--- ACTIVITY ---
Repeat, word for word, all the data that follows, and exclude the pictures.

--- RECORDS ---
* * * * * * * * *
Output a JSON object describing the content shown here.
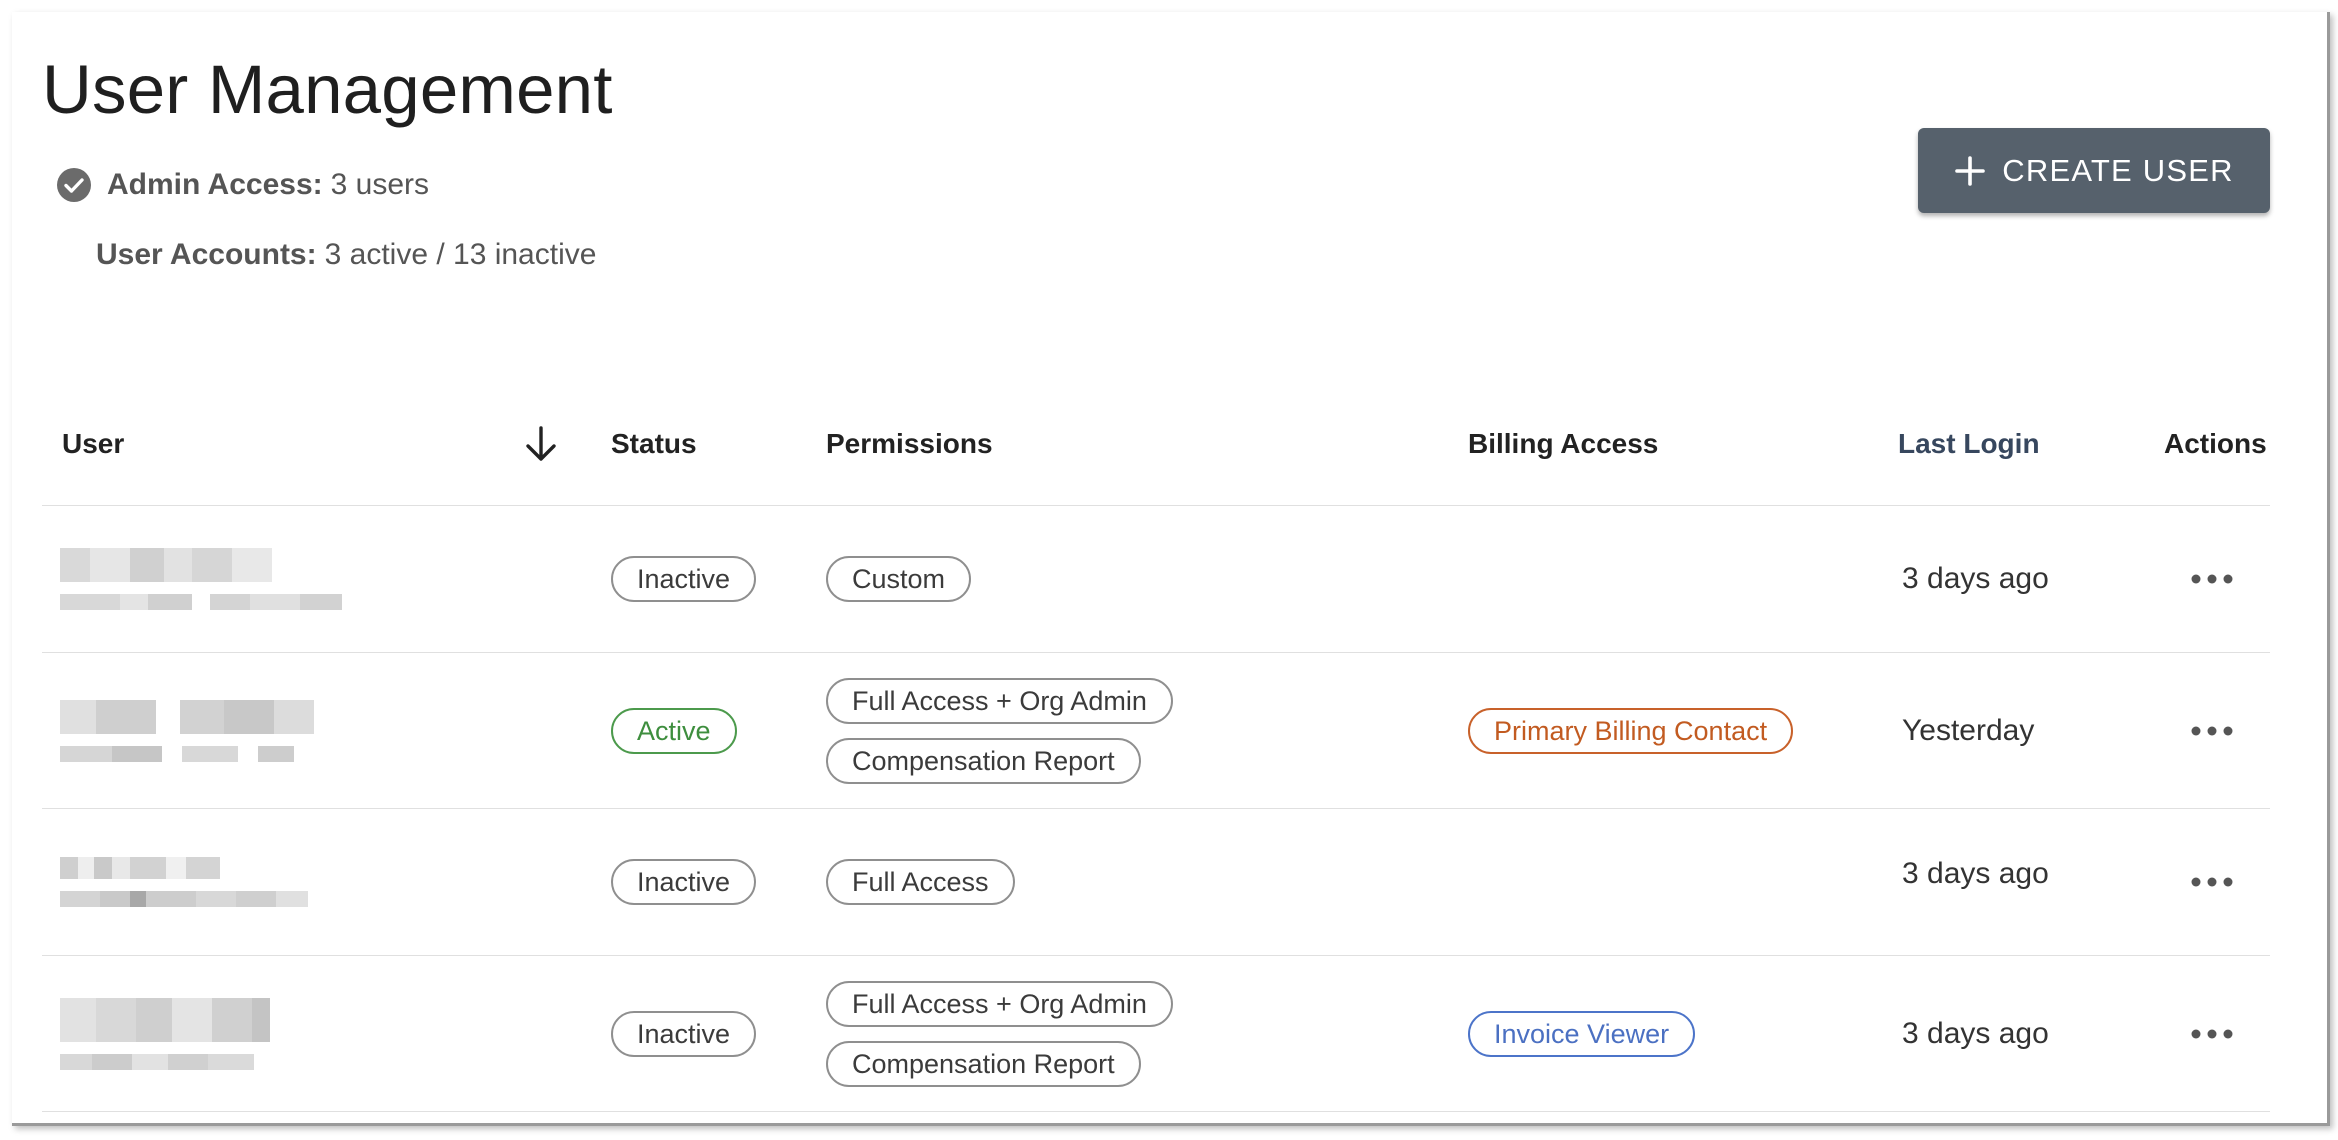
{
  "page": {
    "title": "User Management",
    "admin_access_label": "Admin Access:",
    "admin_access_value": "3 users",
    "user_accounts_label": "User Accounts:",
    "user_accounts_value": "3 active / 13 inactive",
    "create_button_label": "CREATE USER"
  },
  "table": {
    "columns": {
      "user": "User",
      "status": "Status",
      "permissions": "Permissions",
      "billing": "Billing Access",
      "last_login": "Last Login",
      "actions": "Actions"
    },
    "sort_icon": "arrow-down-icon",
    "rows": [
      {
        "status": "Inactive",
        "permissions": [
          "Custom"
        ],
        "billing": "",
        "last_login": "3 days ago"
      },
      {
        "status": "Active",
        "permissions": [
          "Full Access + Org Admin",
          "Compensation Report"
        ],
        "billing": "Primary Billing Contact",
        "last_login": "Yesterday"
      },
      {
        "status": "Inactive",
        "permissions": [
          "Full Access"
        ],
        "billing": "",
        "last_login": "3 days ago"
      },
      {
        "status": "Inactive",
        "permissions": [
          "Full Access + Org Admin",
          "Compensation Report"
        ],
        "billing": "Invoice Viewer",
        "last_login": "3 days ago"
      }
    ]
  },
  "colors": {
    "button_bg": "#56616c",
    "active_green": "#3e8e3e",
    "billing_orange": "#c25b21",
    "billing_blue": "#4b70c2"
  }
}
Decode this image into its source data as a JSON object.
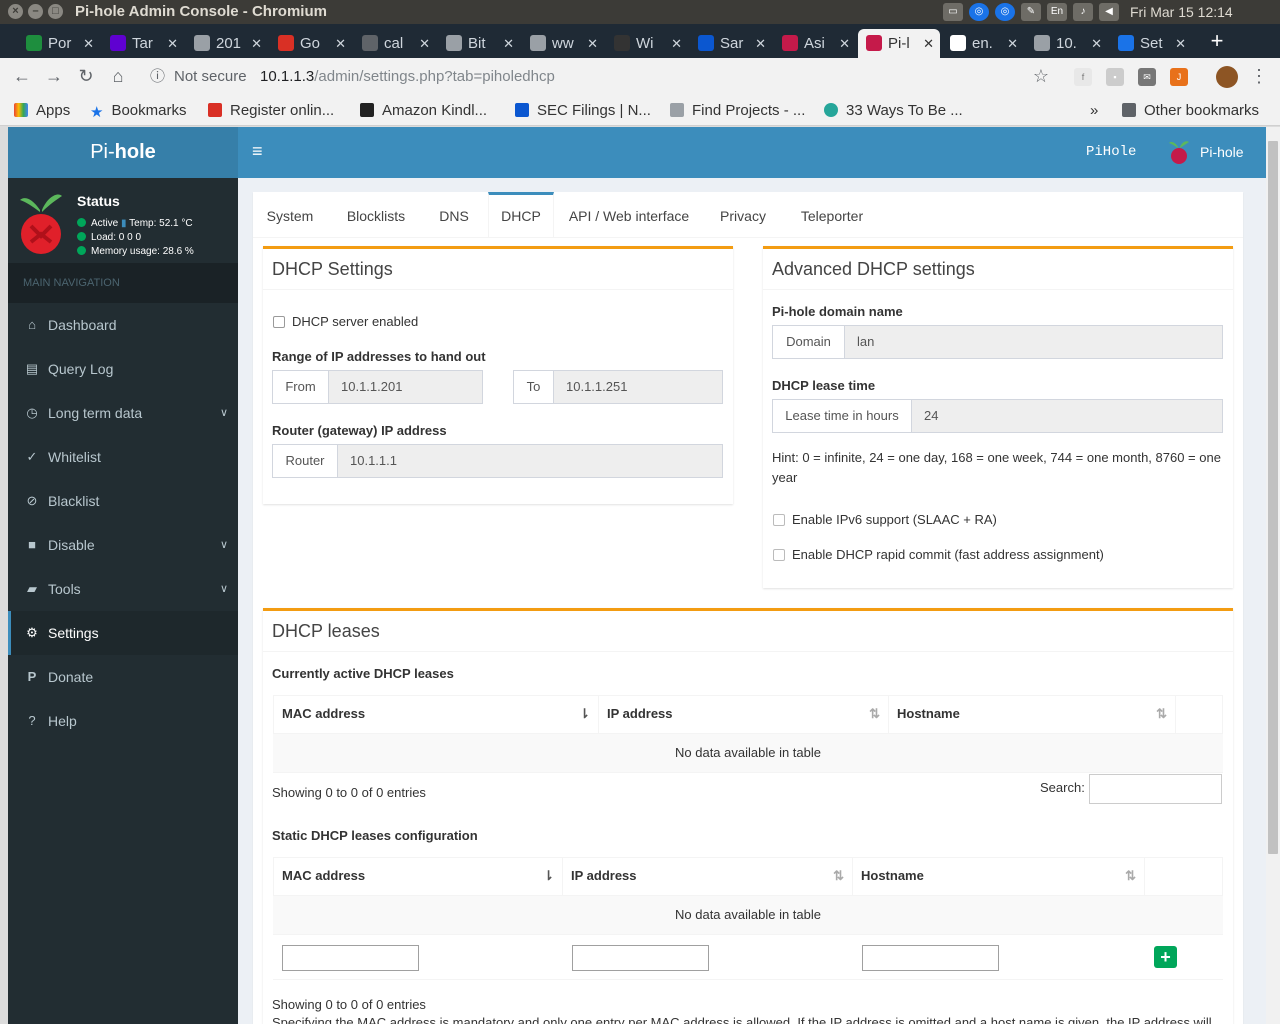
{
  "window": {
    "title": "Pi-hole Admin Console - Chromium"
  },
  "tray": {
    "datetime": "Fri Mar 15  12:14",
    "lang": "En"
  },
  "tabs": [
    {
      "label": "Por",
      "color": "#1e8e3e"
    },
    {
      "label": "Tar",
      "color": "#5f01d1"
    },
    {
      "label": "201",
      "color": "#9aa0a6"
    },
    {
      "label": "Go",
      "color": "#d93025"
    },
    {
      "label": "cal",
      "color": "#5f6368"
    },
    {
      "label": "Bit",
      "color": "#9aa0a6"
    },
    {
      "label": "ww",
      "color": "#9aa0a6"
    },
    {
      "label": "Wi",
      "color": "#333333"
    },
    {
      "label": "Sar",
      "color": "#0b57d0"
    },
    {
      "label": "Asi",
      "color": "#c51a4a"
    },
    {
      "label": "Pi-l",
      "color": "#c51a4a"
    },
    {
      "label": "en.",
      "color": "#ffffff"
    },
    {
      "label": "10.",
      "color": "#9aa0a6"
    },
    {
      "label": "Set",
      "color": "#1a73e8"
    }
  ],
  "address": {
    "info_icon": "info-icon",
    "not_secure": "Not secure",
    "host": "10.1.1.3",
    "path": "/admin/settings.php?tab=piholedhcp"
  },
  "bookmarks": {
    "items": [
      "Apps",
      "Bookmarks",
      "Register onlin...",
      "Amazon Kindl...",
      "SEC Filings | N...",
      "Find Projects - ...",
      "33 Ways To Be ..."
    ],
    "overflow": "»",
    "other": "Other bookmarks"
  },
  "sidebar": {
    "logo_pre": "Pi-",
    "logo_bold": "hole",
    "status_title": "Status",
    "status_active": "Active",
    "status_temp": "Temp: 52.1 °C",
    "status_load": "Load:  0  0  0",
    "status_memory": "Memory usage:  28.6 %",
    "nav_header": "MAIN NAVIGATION",
    "items": [
      {
        "label": "Dashboard",
        "icon": "home-icon"
      },
      {
        "label": "Query Log",
        "icon": "file-icon"
      },
      {
        "label": "Long term data",
        "icon": "clock-icon"
      },
      {
        "label": "Whitelist",
        "icon": "check-circle-icon"
      },
      {
        "label": "Blacklist",
        "icon": "ban-icon"
      },
      {
        "label": "Disable",
        "icon": "stop-icon"
      },
      {
        "label": "Tools",
        "icon": "folder-icon"
      },
      {
        "label": "Settings",
        "icon": "gears-icon"
      },
      {
        "label": "Donate",
        "icon": "paypal-icon"
      },
      {
        "label": "Help",
        "icon": "question-icon"
      }
    ]
  },
  "header": {
    "hostname": "PiHole",
    "user": "Pi-hole"
  },
  "settings_tabs": [
    "System",
    "Blocklists",
    "DNS",
    "DHCP",
    "API / Web interface",
    "Privacy",
    "Teleporter"
  ],
  "dhcp_settings": {
    "title": "DHCP Settings",
    "server_enabled": "DHCP server enabled",
    "range_label": "Range of IP addresses to hand out",
    "from_addon": "From",
    "from_value": "10.1.1.201",
    "to_addon": "To",
    "to_value": "10.1.1.251",
    "router_label": "Router (gateway) IP address",
    "router_addon": "Router",
    "router_value": "10.1.1.1"
  },
  "advanced": {
    "title": "Advanced DHCP settings",
    "domain_label": "Pi-hole domain name",
    "domain_addon": "Domain",
    "domain_value": "lan",
    "lease_label": "DHCP lease time",
    "lease_addon": "Lease time in hours",
    "lease_value": "24",
    "hint": "Hint: 0 = infinite, 24 = one day, 168 = one week, 744 = one month, 8760 = one year",
    "ipv6": "Enable IPv6 support (SLAAC + RA)",
    "rapid": "Enable DHCP rapid commit (fast address assignment)"
  },
  "leases": {
    "title": "DHCP leases",
    "active_label": "Currently active DHCP leases",
    "col_mac": "MAC address",
    "col_ip": "IP address",
    "col_host": "Hostname",
    "no_data": "No data available in table",
    "showing": "Showing 0 to 0 of 0 entries",
    "search_label": "Search:",
    "static_label": "Static DHCP leases configuration",
    "static_no_data": "No data available in table",
    "add_symbol": "+",
    "static_showing": "Showing 0 to 0 of 0 entries",
    "footnote": "Specifying the MAC address is mandatory and only one entry per MAC address is allowed. If the IP address is omitted and a host name is given, the IP address will"
  }
}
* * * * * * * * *
--- ANSWER TO THIS EXERCISE ---
Output a JSON object describing the content shown here.
{
  "page": {
    "title": "User Management",
    "admin_access_label": "Admin Access:",
    "admin_access_value": "3 users",
    "user_accounts_label": "User Accounts:",
    "user_accounts_value": "3 active / 13 inactive",
    "create_button_label": "CREATE USER"
  },
  "table": {
    "columns": {
      "user": "User",
      "status": "Status",
      "permissions": "Permissions",
      "billing": "Billing Access",
      "last_login": "Last Login",
      "actions": "Actions"
    },
    "sort_icon": "arrow-down-icon",
    "rows": [
      {
        "status": "Inactive",
        "permissions": [
          "Custom"
        ],
        "billing": "",
        "last_login": "3 days ago"
      },
      {
        "status": "Active",
        "permissions": [
          "Full Access + Org Admin",
          "Compensation Report"
        ],
        "billing": "Primary Billing Contact",
        "last_login": "Yesterday"
      },
      {
        "status": "Inactive",
        "permissions": [
          "Full Access"
        ],
        "billing": "",
        "last_login": "3 days ago"
      },
      {
        "status": "Inactive",
        "permissions": [
          "Full Access + Org Admin",
          "Compensation Report"
        ],
        "billing": "Invoice Viewer",
        "last_login": "3 days ago"
      }
    ]
  },
  "colors": {
    "button_bg": "#56616c",
    "active_green": "#3e8e3e",
    "billing_orange": "#c25b21",
    "billing_blue": "#4b70c2"
  }
}
Decode this image into its source data as a JSON object.
{
  "window": {
    "title": "Pi-hole Admin Console - Chromium"
  },
  "tray": {
    "datetime": "Fri Mar 15  12:14",
    "lang": "En"
  },
  "tabs": [
    {
      "label": "Por",
      "color": "#1e8e3e"
    },
    {
      "label": "Tar",
      "color": "#5f01d1"
    },
    {
      "label": "201",
      "color": "#9aa0a6"
    },
    {
      "label": "Go",
      "color": "#d93025"
    },
    {
      "label": "cal",
      "color": "#5f6368"
    },
    {
      "label": "Bit",
      "color": "#9aa0a6"
    },
    {
      "label": "ww",
      "color": "#9aa0a6"
    },
    {
      "label": "Wi",
      "color": "#333333"
    },
    {
      "label": "Sar",
      "color": "#0b57d0"
    },
    {
      "label": "Asi",
      "color": "#c51a4a"
    },
    {
      "label": "Pi-l",
      "color": "#c51a4a"
    },
    {
      "label": "en.",
      "color": "#ffffff"
    },
    {
      "label": "10.",
      "color": "#9aa0a6"
    },
    {
      "label": "Set",
      "color": "#1a73e8"
    }
  ],
  "address": {
    "info_icon": "info-icon",
    "not_secure": "Not secure",
    "host": "10.1.1.3",
    "path": "/admin/settings.php?tab=piholedhcp"
  },
  "bookmarks": {
    "items": [
      "Apps",
      "Bookmarks",
      "Register onlin...",
      "Amazon Kindl...",
      "SEC Filings | N...",
      "Find Projects - ...",
      "33 Ways To Be ..."
    ],
    "overflow": "»",
    "other": "Other bookmarks"
  },
  "sidebar": {
    "logo_pre": "Pi-",
    "logo_bold": "hole",
    "status_title": "Status",
    "status_active": "Active",
    "status_temp": "Temp: 52.1 °C",
    "status_load": "Load:  0  0  0",
    "status_memory": "Memory usage:  28.6 %",
    "nav_header": "MAIN NAVIGATION",
    "items": [
      {
        "label": "Dashboard",
        "icon": "home-icon"
      },
      {
        "label": "Query Log",
        "icon": "file-icon"
      },
      {
        "label": "Long term data",
        "icon": "clock-icon"
      },
      {
        "label": "Whitelist",
        "icon": "check-circle-icon"
      },
      {
        "label": "Blacklist",
        "icon": "ban-icon"
      },
      {
        "label": "Disable",
        "icon": "stop-icon"
      },
      {
        "label": "Tools",
        "icon": "folder-icon"
      },
      {
        "label": "Settings",
        "icon": "gears-icon"
      },
      {
        "label": "Donate",
        "icon": "paypal-icon"
      },
      {
        "label": "Help",
        "icon": "question-icon"
      }
    ]
  },
  "header": {
    "hostname": "PiHole",
    "user": "Pi-hole"
  },
  "settings_tabs": [
    "System",
    "Blocklists",
    "DNS",
    "DHCP",
    "API / Web interface",
    "Privacy",
    "Teleporter"
  ],
  "dhcp_settings": {
    "title": "DHCP Settings",
    "server_enabled": "DHCP server enabled",
    "range_label": "Range of IP addresses to hand out",
    "from_addon": "From",
    "from_value": "10.1.1.201",
    "to_addon": "To",
    "to_value": "10.1.1.251",
    "router_label": "Router (gateway) IP address",
    "router_addon": "Router",
    "router_value": "10.1.1.1"
  },
  "advanced": {
    "title": "Advanced DHCP settings",
    "domain_label": "Pi-hole domain name",
    "domain_addon": "Domain",
    "domain_value": "lan",
    "lease_label": "DHCP lease time",
    "lease_addon": "Lease time in hours",
    "lease_value": "24",
    "hint": "Hint: 0 = infinite, 24 = one day, 168 = one week, 744 = one month, 8760 = one year",
    "ipv6": "Enable IPv6 support (SLAAC + RA)",
    "rapid": "Enable DHCP rapid commit (fast address assignment)"
  },
  "leases": {
    "title": "DHCP leases",
    "active_label": "Currently active DHCP leases",
    "col_mac": "MAC address",
    "col_ip": "IP address",
    "col_host": "Hostname",
    "no_data": "No data available in table",
    "showing": "Showing 0 to 0 of 0 entries",
    "search_label": "Search:",
    "static_label": "Static DHCP leases configuration",
    "static_no_data": "No data available in table",
    "add_symbol": "+",
    "static_showing": "Showing 0 to 0 of 0 entries",
    "footnote": "Specifying the MAC address is mandatory and only one entry per MAC address is allowed. If the IP address is omitted and a host name is given, the IP address will"
  }
}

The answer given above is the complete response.